------ RECORDED DATA ------
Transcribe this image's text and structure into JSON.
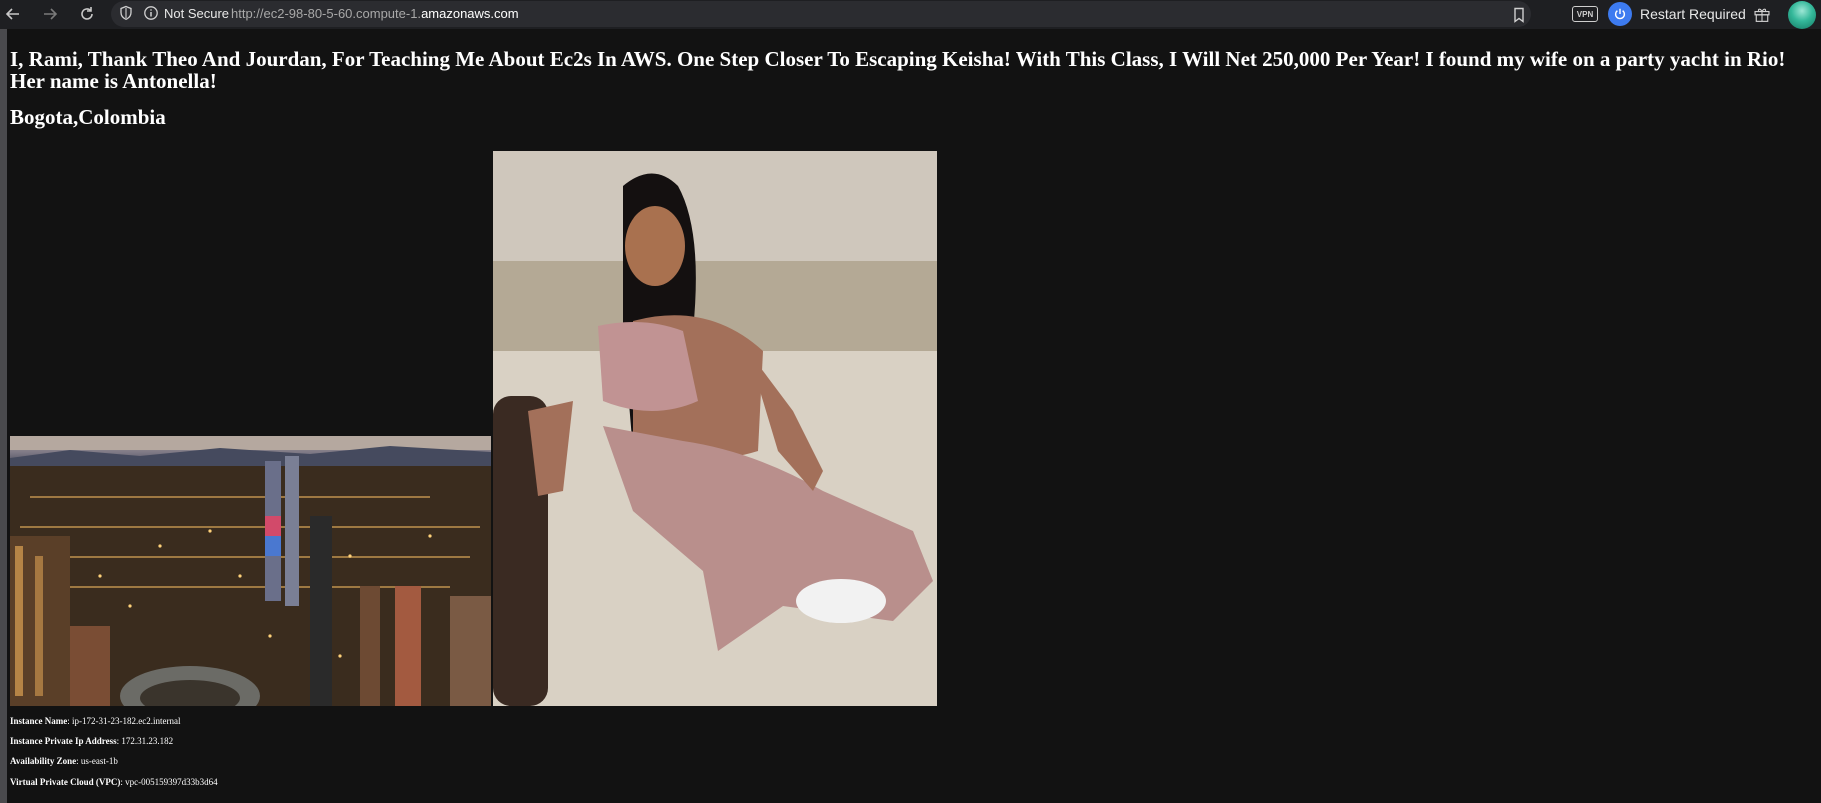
{
  "browser": {
    "security_label": "Not Secure",
    "url_prefix": "http://ec2-98-80-5-60.compute-1.",
    "url_domain": "amazonaws.com",
    "vpn_label": "VPN",
    "restart_label": "Restart Required",
    "icons": [
      "back-icon",
      "forward-icon",
      "reload-icon",
      "shield-icon",
      "info-icon",
      "bookmark-icon",
      "power-icon",
      "gift-icon"
    ]
  },
  "page": {
    "heading": "I, Rami, Thank Theo And Jourdan, For Teaching Me About Ec2s In AWS. One Step Closer To Escaping Keisha! With This Class, I Will Net 250,000 Per Year! I found my wife on a party yacht in Rio! Her name is Antonella!",
    "location": "Bogota,Colombia",
    "instance": {
      "name_label": "Instance Name",
      "name_value": "ip-172-31-23-182.ec2.internal",
      "ip_label": "Instance Private Ip Address",
      "ip_value": "172.31.23.182",
      "zone_label": "Availability Zone",
      "zone_value": "us-east-1b",
      "vpc_label": "Virtual Private Cloud (VPC)",
      "vpc_value": "vpc-005159397d33b3d64"
    }
  }
}
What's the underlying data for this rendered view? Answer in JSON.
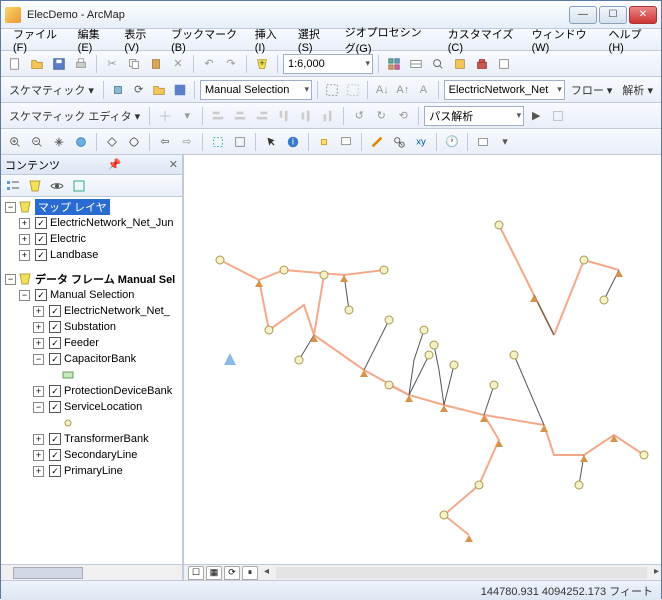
{
  "window": {
    "title": "ElecDemo - ArcMap"
  },
  "menu": {
    "items": [
      "ファイル(F)",
      "編集(E)",
      "表示(V)",
      "ブックマーク(B)",
      "挿入(I)",
      "選択(S)",
      "ジオプロセシング(G)",
      "カスタマイズ(C)",
      "ウィンドウ(W)",
      "ヘルプ(H)"
    ]
  },
  "tb1": {
    "scale": "1:6,000"
  },
  "tb2": {
    "schematic": "スケマティック ▾",
    "selection_mode": "Manual Selection",
    "network": "ElectricNetwork_Net",
    "flow": "フロー ▾",
    "analysis": "解析 ▾"
  },
  "tb3": {
    "editor": "スケマティック エディタ ▾",
    "analysis_type": "パス解析"
  },
  "toc": {
    "title": "コンテンツ",
    "layers_frame": "マップ レイヤ",
    "layers": [
      {
        "label": "ElectricNetwork_Net_Jun",
        "checked": true,
        "expand": "+"
      },
      {
        "label": "Electric",
        "checked": true,
        "expand": "+"
      },
      {
        "label": "Landbase",
        "checked": true,
        "expand": "+"
      }
    ],
    "manual_frame": "データ フレーム Manual Sel",
    "manual_root": "Manual Selection",
    "manual": [
      {
        "label": "ElectricNetwork_Net_",
        "checked": true
      },
      {
        "label": "Substation",
        "checked": true
      },
      {
        "label": "Feeder",
        "checked": true
      },
      {
        "label": "CapacitorBank",
        "checked": true,
        "expanded": true
      },
      {
        "label": "ProtectionDeviceBank",
        "checked": true
      },
      {
        "label": "ServiceLocation",
        "checked": true,
        "expanded": true
      },
      {
        "label": "TransformerBank",
        "checked": true
      },
      {
        "label": "SecondaryLine",
        "checked": true
      },
      {
        "label": "PrimaryLine",
        "checked": true
      }
    ]
  },
  "status": {
    "coords": "144780.931 4094252.173 フィート"
  }
}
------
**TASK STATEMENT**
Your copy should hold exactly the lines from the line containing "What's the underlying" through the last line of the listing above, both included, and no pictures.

**ANSWER TO THE EXERCISE**
What's the underlying data for this rendered view? Answer in JSON.
{
  "window": {
    "title": "ElecDemo - ArcMap"
  },
  "menu": {
    "items": [
      "ファイル(F)",
      "編集(E)",
      "表示(V)",
      "ブックマーク(B)",
      "挿入(I)",
      "選択(S)",
      "ジオプロセシング(G)",
      "カスタマイズ(C)",
      "ウィンドウ(W)",
      "ヘルプ(H)"
    ]
  },
  "tb1": {
    "scale": "1:6,000"
  },
  "tb2": {
    "schematic": "スケマティック ▾",
    "selection_mode": "Manual Selection",
    "network": "ElectricNetwork_Net",
    "flow": "フロー ▾",
    "analysis": "解析 ▾"
  },
  "tb3": {
    "editor": "スケマティック エディタ ▾",
    "analysis_type": "パス解析"
  },
  "toc": {
    "title": "コンテンツ",
    "layers_frame": "マップ レイヤ",
    "layers": [
      {
        "label": "ElectricNetwork_Net_Jun",
        "checked": true,
        "expand": "+"
      },
      {
        "label": "Electric",
        "checked": true,
        "expand": "+"
      },
      {
        "label": "Landbase",
        "checked": true,
        "expand": "+"
      }
    ],
    "manual_frame": "データ フレーム Manual Sel",
    "manual_root": "Manual Selection",
    "manual": [
      {
        "label": "ElectricNetwork_Net_",
        "checked": true
      },
      {
        "label": "Substation",
        "checked": true
      },
      {
        "label": "Feeder",
        "checked": true
      },
      {
        "label": "CapacitorBank",
        "checked": true,
        "expanded": true
      },
      {
        "label": "ProtectionDeviceBank",
        "checked": true
      },
      {
        "label": "ServiceLocation",
        "checked": true,
        "expanded": true
      },
      {
        "label": "TransformerBank",
        "checked": true
      },
      {
        "label": "SecondaryLine",
        "checked": true
      },
      {
        "label": "PrimaryLine",
        "checked": true
      }
    ]
  },
  "status": {
    "coords": "144780.931 4094252.173 フィート"
  }
}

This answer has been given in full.